- Did you go to an HBCU? If so, you are Black. If not, were you in a Black fraternity or sorority or a scholarship athlete (in a sport besides baseball, soccer, cross country or volleyball)? If so, you are Black. If not, you are still not Black.
- Have you read a lot about Black history? If so, you are Black if you actually studied African-American history. If not, you may still not be Black.
- Did you play sports in school? If Black people have dominated the sport (e.g. boxing, basketball, football, track), you are Black. If not, you are not Black (see: tennis before Venus & Serena Williams).
- What music do you listen to? If rap or R&B with jazz, you are Black. If rock or country with jazz, you are not Black.
- What brands do you wear? If Nike, Timberland, Gucci or Sean John, you are Black. If Brooks Brothers, J.Crew or Dockers, you are not Black.
- What industry are you in? If fashion, music or sports, you are definitely Black. If the arts or tech, you are not necessarily Black (see: Burns, Ursula or Drummond, David…two people who should have already been on the covers of Black Enterprise, Essence, Ebony, Jet, etc. by now).
And, finally, on a 1 to 10 scale: here are some Blackness ratios for you.
Jay Z circa The Black Album = The new standard for Blackness post-Malcolm X.
Obama = 20% less because of background in politics and mixed race.
Jordan = 10% less because he’s not married to a Black woman.
Tiger = 80% less because he hasn’t won any Majors recently.
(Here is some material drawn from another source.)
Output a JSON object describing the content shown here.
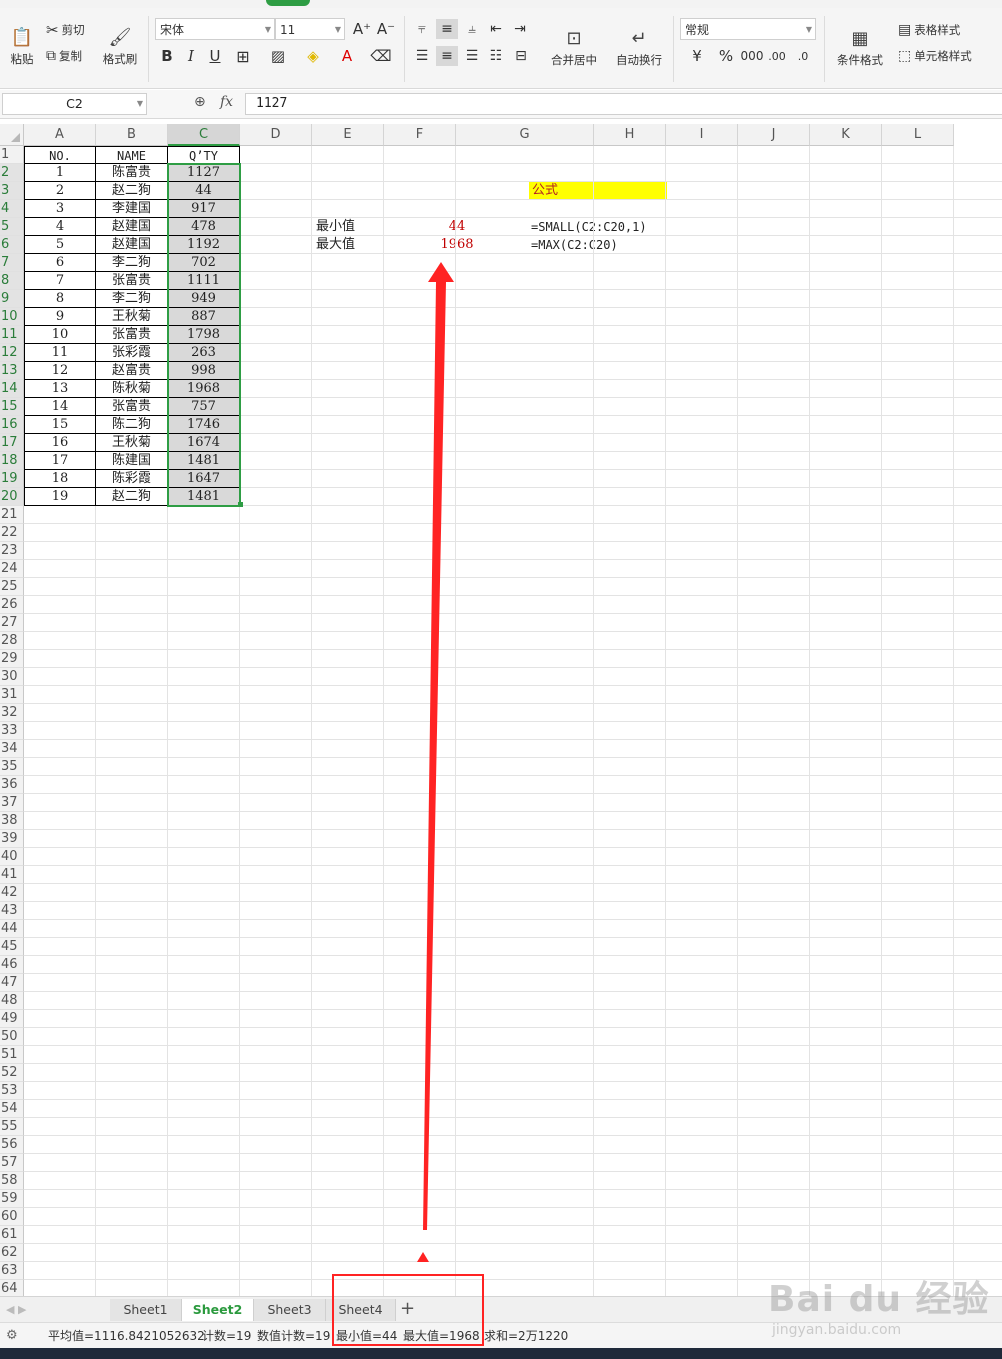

If he wins the Grand Slam, he will get up to Obama level.
Condi = 60% less because she is in politics and isn’t best friends with Beyonce like Michelle Obama.
Oprah = 30% less because she isn’t a big hip-hop fan, isn’t *really* married to a Black man, and also isn’t great friends with Beyonce or Michelle Obama.
Bryant Gumble = 90% less because the way he talks and looks.
Tyler Perry = 30% less because his movies suck even though they star Black people.
Kanye West = 25% less because he isn’t married to a Black woman and he raps about going to Paris and stuff like that. What the hell is Margiela?
Jay Z circa Magna Carta = 10% less black than former Jay Z because he’s now married with child and rapping about art and fancy shit people in the street don’t know about.
Childish Gambino = 75% less because he isn’t married to a Black woman, hasn’t said much about being from Atlanta (he should really work on that), and he raps about stuff most Black men haven’t personally experienced or seen in a John Singleton or Spike Lee movie.
Me = somewhere in the neighborhood of Childish Gambino, but probably 10% less because I don’t rap and I’m not famous so there’s no real benefit to “claiming” me.
I'll put this on my blog later on.